>>>>

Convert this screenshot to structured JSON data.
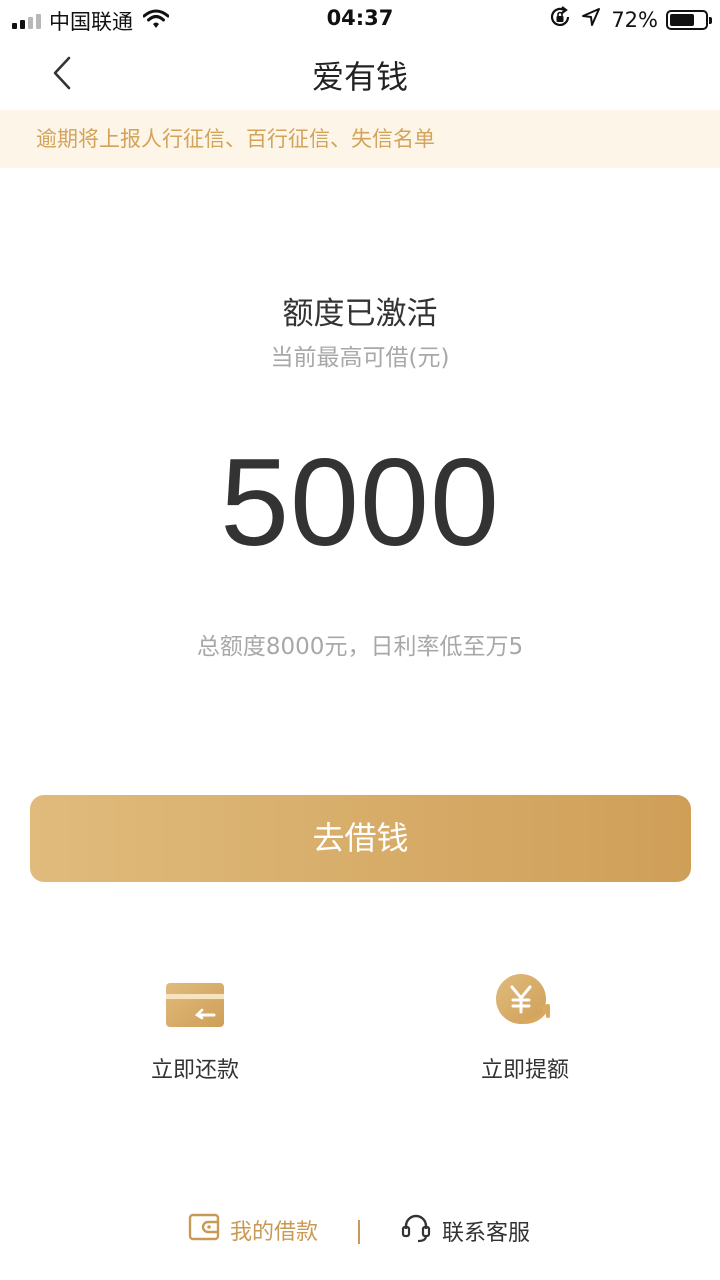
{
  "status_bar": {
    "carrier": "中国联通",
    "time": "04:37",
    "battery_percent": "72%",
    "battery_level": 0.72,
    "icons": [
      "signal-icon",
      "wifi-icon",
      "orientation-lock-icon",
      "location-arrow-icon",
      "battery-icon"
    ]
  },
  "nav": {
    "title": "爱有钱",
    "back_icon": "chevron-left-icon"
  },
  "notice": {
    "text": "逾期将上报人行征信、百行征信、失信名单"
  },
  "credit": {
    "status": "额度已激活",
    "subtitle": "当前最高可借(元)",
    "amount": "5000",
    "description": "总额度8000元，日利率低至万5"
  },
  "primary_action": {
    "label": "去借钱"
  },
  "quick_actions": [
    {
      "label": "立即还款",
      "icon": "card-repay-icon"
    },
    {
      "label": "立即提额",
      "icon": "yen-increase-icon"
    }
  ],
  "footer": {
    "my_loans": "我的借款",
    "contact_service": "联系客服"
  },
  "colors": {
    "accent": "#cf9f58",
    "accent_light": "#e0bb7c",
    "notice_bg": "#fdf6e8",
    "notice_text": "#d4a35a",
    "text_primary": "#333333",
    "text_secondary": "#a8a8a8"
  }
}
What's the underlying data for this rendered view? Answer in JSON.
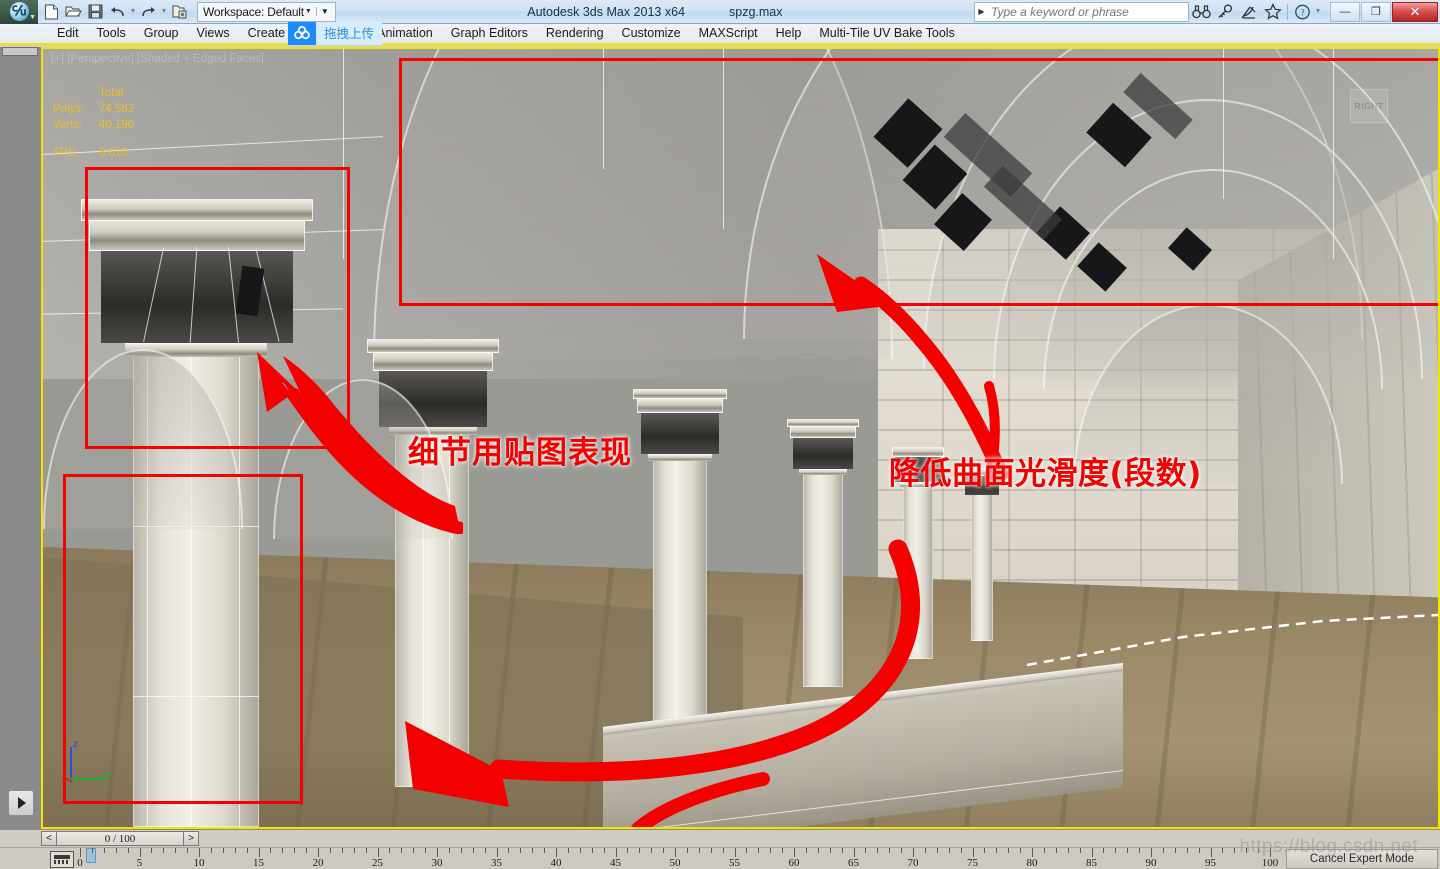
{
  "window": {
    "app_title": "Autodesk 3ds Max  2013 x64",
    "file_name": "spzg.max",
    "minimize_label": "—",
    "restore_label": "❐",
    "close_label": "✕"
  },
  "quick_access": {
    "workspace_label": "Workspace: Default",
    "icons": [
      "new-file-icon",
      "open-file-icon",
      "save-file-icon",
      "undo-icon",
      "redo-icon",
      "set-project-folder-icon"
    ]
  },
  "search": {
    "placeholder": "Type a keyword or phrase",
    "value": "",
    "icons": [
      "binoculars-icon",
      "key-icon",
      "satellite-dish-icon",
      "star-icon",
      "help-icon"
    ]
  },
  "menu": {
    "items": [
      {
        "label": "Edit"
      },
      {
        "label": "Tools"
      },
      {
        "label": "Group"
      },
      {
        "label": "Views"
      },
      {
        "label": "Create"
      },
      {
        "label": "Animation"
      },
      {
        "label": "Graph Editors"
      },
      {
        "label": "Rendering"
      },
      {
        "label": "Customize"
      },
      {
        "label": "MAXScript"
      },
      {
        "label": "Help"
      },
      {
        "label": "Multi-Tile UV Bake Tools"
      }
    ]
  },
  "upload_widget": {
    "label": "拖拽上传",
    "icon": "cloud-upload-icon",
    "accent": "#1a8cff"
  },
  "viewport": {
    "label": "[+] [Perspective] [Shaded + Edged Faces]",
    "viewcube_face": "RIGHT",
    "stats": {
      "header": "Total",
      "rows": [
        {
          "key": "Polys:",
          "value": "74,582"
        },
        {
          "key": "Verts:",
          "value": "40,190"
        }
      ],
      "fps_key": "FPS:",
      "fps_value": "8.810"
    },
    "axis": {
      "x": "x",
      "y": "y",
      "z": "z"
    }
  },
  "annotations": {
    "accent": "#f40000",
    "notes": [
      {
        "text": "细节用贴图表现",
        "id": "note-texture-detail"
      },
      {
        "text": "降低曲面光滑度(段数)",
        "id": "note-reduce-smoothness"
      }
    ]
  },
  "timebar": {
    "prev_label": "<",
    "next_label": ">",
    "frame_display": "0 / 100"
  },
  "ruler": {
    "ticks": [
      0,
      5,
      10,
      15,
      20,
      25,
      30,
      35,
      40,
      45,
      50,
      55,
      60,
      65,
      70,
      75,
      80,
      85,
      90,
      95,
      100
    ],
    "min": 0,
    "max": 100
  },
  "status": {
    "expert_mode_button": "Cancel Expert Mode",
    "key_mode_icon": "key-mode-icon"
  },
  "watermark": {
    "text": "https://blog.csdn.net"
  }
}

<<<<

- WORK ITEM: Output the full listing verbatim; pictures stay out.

- TASK SOLUTION:
Convert this screenshot to structured JSON data.
{
  "status_bar": {
    "carrier": "中国联通",
    "time": "04:37",
    "battery_percent": "72%",
    "battery_level": 0.72,
    "icons": [
      "signal-icon",
      "wifi-icon",
      "orientation-lock-icon",
      "location-arrow-icon",
      "battery-icon"
    ]
  },
  "nav": {
    "title": "爱有钱",
    "back_icon": "chevron-left-icon"
  },
  "notice": {
    "text": "逾期将上报人行征信、百行征信、失信名单"
  },
  "credit": {
    "status": "额度已激活",
    "subtitle": "当前最高可借(元)",
    "amount": "5000",
    "description": "总额度8000元，日利率低至万5"
  },
  "primary_action": {
    "label": "去借钱"
  },
  "quick_actions": [
    {
      "label": "立即还款",
      "icon": "card-repay-icon"
    },
    {
      "label": "立即提额",
      "icon": "yen-increase-icon"
    }
  ],
  "footer": {
    "my_loans": "我的借款",
    "contact_service": "联系客服"
  },
  "colors": {
    "accent": "#cf9f58",
    "accent_light": "#e0bb7c",
    "notice_bg": "#fdf6e8",
    "notice_text": "#d4a35a",
    "text_primary": "#333333",
    "text_secondary": "#a8a8a8"
  }
}
What's the underlying data for this rendered view? Answer in JSON.
{
  "window": {
    "app_title": "Autodesk 3ds Max  2013 x64",
    "file_name": "spzg.max",
    "minimize_label": "—",
    "restore_label": "❐",
    "close_label": "✕"
  },
  "quick_access": {
    "workspace_label": "Workspace: Default",
    "icons": [
      "new-file-icon",
      "open-file-icon",
      "save-file-icon",
      "undo-icon",
      "redo-icon",
      "set-project-folder-icon"
    ]
  },
  "search": {
    "placeholder": "Type a keyword or phrase",
    "value": "",
    "icons": [
      "binoculars-icon",
      "key-icon",
      "satellite-dish-icon",
      "star-icon",
      "help-icon"
    ]
  },
  "menu": {
    "items": [
      {
        "label": "Edit"
      },
      {
        "label": "Tools"
      },
      {
        "label": "Group"
      },
      {
        "label": "Views"
      },
      {
        "label": "Create"
      },
      {
        "label": "Animation"
      },
      {
        "label": "Graph Editors"
      },
      {
        "label": "Rendering"
      },
      {
        "label": "Customize"
      },
      {
        "label": "MAXScript"
      },
      {
        "label": "Help"
      },
      {
        "label": "Multi-Tile UV Bake Tools"
      }
    ]
  },
  "upload_widget": {
    "label": "拖拽上传",
    "icon": "cloud-upload-icon",
    "accent": "#1a8cff"
  },
  "viewport": {
    "label": "[+] [Perspective] [Shaded + Edged Faces]",
    "viewcube_face": "RIGHT",
    "stats": {
      "header": "Total",
      "rows": [
        {
          "key": "Polys:",
          "value": "74,582"
        },
        {
          "key": "Verts:",
          "value": "40,190"
        }
      ],
      "fps_key": "FPS:",
      "fps_value": "8.810"
    },
    "axis": {
      "x": "x",
      "y": "y",
      "z": "z"
    }
  },
  "annotations": {
    "accent": "#f40000",
    "notes": [
      {
        "text": "细节用贴图表现",
        "id": "note-texture-detail"
      },
      {
        "text": "降低曲面光滑度(段数)",
        "id": "note-reduce-smoothness"
      }
    ]
  },
  "timebar": {
    "prev_label": "<",
    "next_label": ">",
    "frame_display": "0 / 100"
  },
  "ruler": {
    "ticks": [
      0,
      5,
      10,
      15,
      20,
      25,
      30,
      35,
      40,
      45,
      50,
      55,
      60,
      65,
      70,
      75,
      80,
      85,
      90,
      95,
      100
    ],
    "min": 0,
    "max": 100
  },
  "status": {
    "expert_mode_button": "Cancel Expert Mode",
    "key_mode_icon": "key-mode-icon"
  },
  "watermark": {
    "text": "https://blog.csdn.net"
  }
}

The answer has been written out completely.